Task to carry out:
The lines below that include "this" are to be found and copied.

Data:

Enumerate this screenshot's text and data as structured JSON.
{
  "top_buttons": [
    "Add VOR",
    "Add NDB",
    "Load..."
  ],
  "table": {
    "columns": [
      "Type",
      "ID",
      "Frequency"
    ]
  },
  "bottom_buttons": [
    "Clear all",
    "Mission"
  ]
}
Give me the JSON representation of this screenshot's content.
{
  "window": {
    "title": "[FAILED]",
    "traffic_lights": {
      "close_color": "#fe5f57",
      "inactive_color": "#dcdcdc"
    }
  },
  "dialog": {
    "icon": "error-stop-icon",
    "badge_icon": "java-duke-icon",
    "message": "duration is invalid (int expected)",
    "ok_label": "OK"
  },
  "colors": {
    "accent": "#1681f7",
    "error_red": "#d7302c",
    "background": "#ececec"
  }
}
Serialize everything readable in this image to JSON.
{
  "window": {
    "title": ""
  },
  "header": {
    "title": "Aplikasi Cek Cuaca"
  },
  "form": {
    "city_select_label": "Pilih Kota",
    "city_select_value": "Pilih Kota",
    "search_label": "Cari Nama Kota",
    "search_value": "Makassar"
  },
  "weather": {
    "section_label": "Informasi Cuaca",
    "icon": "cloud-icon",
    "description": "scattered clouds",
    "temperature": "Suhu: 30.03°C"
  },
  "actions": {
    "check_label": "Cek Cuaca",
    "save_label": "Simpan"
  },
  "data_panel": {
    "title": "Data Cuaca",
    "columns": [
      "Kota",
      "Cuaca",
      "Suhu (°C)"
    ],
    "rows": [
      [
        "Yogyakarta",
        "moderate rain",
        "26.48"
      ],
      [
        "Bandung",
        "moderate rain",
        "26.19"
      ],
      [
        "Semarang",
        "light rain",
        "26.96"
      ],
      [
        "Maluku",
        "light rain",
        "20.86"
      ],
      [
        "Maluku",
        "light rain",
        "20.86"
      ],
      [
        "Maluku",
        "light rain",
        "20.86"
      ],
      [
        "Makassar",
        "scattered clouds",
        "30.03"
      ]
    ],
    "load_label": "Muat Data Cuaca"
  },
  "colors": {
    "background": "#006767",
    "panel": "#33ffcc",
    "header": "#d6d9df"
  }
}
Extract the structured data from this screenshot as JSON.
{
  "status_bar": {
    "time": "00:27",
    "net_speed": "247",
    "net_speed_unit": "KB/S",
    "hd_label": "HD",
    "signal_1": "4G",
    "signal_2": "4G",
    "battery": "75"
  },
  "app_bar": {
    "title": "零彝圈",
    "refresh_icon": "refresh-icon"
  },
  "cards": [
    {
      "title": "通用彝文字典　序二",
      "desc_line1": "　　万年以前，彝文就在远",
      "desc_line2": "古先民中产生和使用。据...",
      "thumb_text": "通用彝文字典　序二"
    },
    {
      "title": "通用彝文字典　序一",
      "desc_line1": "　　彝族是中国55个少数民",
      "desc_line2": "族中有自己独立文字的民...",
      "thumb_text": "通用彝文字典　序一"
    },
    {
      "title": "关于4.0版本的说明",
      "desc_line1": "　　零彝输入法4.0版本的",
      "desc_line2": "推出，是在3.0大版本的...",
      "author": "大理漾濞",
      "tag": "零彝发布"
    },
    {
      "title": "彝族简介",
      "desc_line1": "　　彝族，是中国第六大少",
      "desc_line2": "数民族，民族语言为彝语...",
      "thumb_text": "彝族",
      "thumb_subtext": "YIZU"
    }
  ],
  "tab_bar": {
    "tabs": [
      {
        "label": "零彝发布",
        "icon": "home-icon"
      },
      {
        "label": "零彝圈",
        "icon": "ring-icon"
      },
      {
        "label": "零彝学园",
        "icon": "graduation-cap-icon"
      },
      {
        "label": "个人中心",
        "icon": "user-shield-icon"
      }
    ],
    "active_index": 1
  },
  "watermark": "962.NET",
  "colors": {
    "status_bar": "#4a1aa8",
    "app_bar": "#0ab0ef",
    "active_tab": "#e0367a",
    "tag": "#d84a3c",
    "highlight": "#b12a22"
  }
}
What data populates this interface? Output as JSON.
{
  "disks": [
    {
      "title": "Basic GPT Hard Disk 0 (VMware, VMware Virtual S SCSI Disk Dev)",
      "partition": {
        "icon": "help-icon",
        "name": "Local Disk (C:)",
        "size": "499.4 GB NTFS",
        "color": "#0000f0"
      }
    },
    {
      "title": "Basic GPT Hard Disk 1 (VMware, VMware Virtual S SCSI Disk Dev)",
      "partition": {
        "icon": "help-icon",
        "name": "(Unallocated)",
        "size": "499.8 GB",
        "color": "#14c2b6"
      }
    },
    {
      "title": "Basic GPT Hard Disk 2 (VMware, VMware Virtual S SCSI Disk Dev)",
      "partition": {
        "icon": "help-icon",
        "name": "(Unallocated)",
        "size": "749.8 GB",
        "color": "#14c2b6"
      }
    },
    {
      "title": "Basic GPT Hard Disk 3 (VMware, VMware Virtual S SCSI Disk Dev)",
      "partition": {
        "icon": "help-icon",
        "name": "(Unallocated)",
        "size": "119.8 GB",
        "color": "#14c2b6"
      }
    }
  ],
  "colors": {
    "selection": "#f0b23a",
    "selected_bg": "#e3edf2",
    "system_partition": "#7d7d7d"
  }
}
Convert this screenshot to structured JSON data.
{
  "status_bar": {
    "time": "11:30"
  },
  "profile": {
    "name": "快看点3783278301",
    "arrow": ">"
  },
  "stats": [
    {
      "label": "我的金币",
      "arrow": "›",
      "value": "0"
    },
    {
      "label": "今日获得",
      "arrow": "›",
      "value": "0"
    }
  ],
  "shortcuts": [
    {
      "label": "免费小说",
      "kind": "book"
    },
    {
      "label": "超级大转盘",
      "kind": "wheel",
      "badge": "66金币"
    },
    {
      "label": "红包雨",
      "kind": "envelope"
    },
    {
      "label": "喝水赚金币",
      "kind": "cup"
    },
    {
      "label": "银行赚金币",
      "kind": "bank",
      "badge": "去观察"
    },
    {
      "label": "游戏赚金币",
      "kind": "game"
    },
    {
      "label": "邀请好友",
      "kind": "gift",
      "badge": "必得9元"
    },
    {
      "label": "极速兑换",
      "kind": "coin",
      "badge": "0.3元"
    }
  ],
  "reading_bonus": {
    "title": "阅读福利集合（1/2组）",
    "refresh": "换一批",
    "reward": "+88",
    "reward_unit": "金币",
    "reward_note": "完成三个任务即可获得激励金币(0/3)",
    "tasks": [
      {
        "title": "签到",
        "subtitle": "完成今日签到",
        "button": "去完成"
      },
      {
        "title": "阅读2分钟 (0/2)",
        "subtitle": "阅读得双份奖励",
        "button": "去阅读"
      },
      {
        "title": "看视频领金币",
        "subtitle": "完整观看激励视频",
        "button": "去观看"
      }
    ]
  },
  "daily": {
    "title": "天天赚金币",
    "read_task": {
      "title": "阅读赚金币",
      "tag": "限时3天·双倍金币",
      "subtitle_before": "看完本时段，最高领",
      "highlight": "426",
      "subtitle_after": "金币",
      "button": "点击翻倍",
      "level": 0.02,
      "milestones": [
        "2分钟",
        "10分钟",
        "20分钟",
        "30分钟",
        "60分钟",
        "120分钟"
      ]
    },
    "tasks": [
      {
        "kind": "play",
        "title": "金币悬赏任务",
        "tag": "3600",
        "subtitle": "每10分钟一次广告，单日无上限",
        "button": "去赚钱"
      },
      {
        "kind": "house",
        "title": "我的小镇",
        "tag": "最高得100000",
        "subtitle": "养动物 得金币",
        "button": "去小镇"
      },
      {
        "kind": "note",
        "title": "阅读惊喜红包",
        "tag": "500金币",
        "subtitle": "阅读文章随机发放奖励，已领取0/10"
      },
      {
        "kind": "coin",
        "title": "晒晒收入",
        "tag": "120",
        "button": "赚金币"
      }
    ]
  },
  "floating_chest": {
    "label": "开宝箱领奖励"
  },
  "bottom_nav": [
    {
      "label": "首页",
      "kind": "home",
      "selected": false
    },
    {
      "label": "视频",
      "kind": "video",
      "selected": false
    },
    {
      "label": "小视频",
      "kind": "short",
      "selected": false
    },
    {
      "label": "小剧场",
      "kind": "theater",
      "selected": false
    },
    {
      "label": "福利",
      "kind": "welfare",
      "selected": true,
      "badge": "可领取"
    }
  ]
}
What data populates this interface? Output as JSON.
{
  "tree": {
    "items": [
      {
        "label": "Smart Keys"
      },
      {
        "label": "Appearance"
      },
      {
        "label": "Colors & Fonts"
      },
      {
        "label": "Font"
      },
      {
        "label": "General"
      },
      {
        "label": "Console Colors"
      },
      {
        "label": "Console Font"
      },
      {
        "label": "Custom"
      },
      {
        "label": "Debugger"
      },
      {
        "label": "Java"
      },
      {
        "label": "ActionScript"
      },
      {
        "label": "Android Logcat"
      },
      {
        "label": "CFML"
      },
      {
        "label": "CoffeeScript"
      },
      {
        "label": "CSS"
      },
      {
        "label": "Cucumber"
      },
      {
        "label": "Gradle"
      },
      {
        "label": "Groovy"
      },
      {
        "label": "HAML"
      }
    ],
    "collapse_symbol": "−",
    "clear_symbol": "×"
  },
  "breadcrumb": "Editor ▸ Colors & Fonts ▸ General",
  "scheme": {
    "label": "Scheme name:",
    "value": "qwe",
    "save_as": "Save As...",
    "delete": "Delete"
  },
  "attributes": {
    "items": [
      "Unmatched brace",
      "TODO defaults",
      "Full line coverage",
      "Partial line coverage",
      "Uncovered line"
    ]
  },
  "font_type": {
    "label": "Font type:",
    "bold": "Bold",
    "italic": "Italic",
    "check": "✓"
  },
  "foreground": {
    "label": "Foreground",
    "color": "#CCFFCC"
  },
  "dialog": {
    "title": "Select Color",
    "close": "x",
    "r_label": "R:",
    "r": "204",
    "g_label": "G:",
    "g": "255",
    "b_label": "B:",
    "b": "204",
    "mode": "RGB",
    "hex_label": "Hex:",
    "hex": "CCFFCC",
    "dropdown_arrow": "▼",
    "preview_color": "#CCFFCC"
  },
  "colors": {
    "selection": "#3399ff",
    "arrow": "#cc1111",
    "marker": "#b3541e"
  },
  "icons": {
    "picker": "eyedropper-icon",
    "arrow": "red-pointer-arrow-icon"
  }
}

Task result:
Enumerate this screenshot's text and data as structured JSON.
Give me the JSON representation of this screenshot's content.
Serialize everything readable in this image to JSON.
Extract the structured data from this screenshot as JSON.
What data populates this interface? Output as JSON.
Convert this screenshot to structured JSON data.
What data populates this interface? Output as JSON.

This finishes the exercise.